The other side of the coin is that, this unique system requires greater coordination amongst multilateral participants since participants could influence on the system itself. To put it shortly, participants in the community are really important. It has to be designed to ensure that decision-making is based on whether a majority of participants in the community agree on.
The standard practice is that we can hardly claim a majority of the population becomes the thief in our society, in the same way, wholesome and right decisions are almost surely made for the community.
Yet it is no longer the case with ICO; ICO could potentially demolish the ecosystem in the society & in the community. You might come up with the question “Why OmiseGO is associated with ICO then? We consider ICO as a revolutionary method to raise funds in the next generation and it has an unbelievable potential unless we mistake the method of investment.
Therefore, OmiseGO conducts ICO. In the meanwhile, we are aware of some points.
- Ensure many participants can participate.
- Raise funds only we need.
- “Giving without expectation in return” mindset.
- Always stay close to the community (pre & post ICO as well)

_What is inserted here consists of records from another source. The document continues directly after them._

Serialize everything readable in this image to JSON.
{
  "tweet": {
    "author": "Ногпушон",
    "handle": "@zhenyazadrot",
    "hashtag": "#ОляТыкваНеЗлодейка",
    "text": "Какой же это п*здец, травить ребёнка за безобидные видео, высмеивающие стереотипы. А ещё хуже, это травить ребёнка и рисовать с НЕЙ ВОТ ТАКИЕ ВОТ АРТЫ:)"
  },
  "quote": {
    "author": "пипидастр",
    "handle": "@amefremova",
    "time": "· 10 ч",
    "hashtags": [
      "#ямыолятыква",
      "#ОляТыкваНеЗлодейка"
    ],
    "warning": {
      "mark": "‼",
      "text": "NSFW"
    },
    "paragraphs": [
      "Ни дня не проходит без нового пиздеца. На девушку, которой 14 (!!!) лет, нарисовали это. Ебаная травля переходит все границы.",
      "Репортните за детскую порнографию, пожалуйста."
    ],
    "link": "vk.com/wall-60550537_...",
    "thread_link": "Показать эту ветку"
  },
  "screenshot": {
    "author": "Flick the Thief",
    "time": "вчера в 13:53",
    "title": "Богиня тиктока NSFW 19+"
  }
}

We came to the conclusion with these elements in accordance with the active discussions in Slack, Twitter, Reddit, and so on. On the basis of the above, we have been updating our ICO, including a shift form Public ICO to Private ICO.

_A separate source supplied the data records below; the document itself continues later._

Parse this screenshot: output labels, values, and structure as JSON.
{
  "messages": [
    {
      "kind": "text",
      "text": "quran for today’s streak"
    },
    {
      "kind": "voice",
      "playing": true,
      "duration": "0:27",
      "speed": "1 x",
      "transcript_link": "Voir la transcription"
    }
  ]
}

It is quite possible to raise xx M USD in 30 seconds from a viewpoint of a demand in the current market if we release the address to the public. Still, we cannot leave the theory “rich grow richer” in this manner. Therefore, we decided to take an opposite direction, departing from a conventional wisdom in terms of the ICO. Of course, we neither treat our approach as consensus -gaining among all, nor wish that will happen. However, after all things considered with a decent amount of time we spent on the discussion on how to wholesomely sustain the ecosystem, we arrived at such conclusion.
A method of ICO will keep progressing and come into common. It is not surprising that a government will engage into ICO one day. Yet until then, testifying whether ICO is a better solution over the conventional methods in terms of the fund raising will ultimately affect our society in the future. Moreover, it is essential for a new society of the cryptocurrencies too.
We don’t mean to mention their names, but if you are the member of the society, you should keep in mind that disruption only occurs in a state with “already-developed”, not with “under developed.” We are meant to raise the standard in order to develop an ecosystem by coexisting and less conflicting each other. Harmonization is the key success factor. Personally, I am not very pleased with the ICO that seemingly intends to raise a mint of money in one year or money with no upper limit because it might corrupt the ecosystem.
(I do not deny the projects. All projects seem interesting and splendid.)
Ecosystem by OmiseGO
OmiseGO has set a goal: Online payment for everyone. Throughout our experience as a business operator in the past two and a half years allows us to explore pain points of customers and infrastructure providers. In order to solve their problems, we kept running full speed. And then we realized that in order to achieve our goal in a true sense, we are in charge of building our ideal ecosystem. Some may say our proposals are quite unrealistic and other giant corporations with sufficient financial resource will eventually take actions instead.
But what is the most important is how fast to put it into practice. It is certainly possible that only we cannot achieve that. But as stated above, if we work together in the society in full harmony, our idea is more likely to become reality.
Omise boosts to our full speed ahead in a true sense. Omise payment continues to provide business and individual customers an acceptance that can receive values. OmiseGO constructs a network as it will serve as a useful venue for exchanging values.
And above all, we are looking forward to making a more exciting announcement in Q3/2017.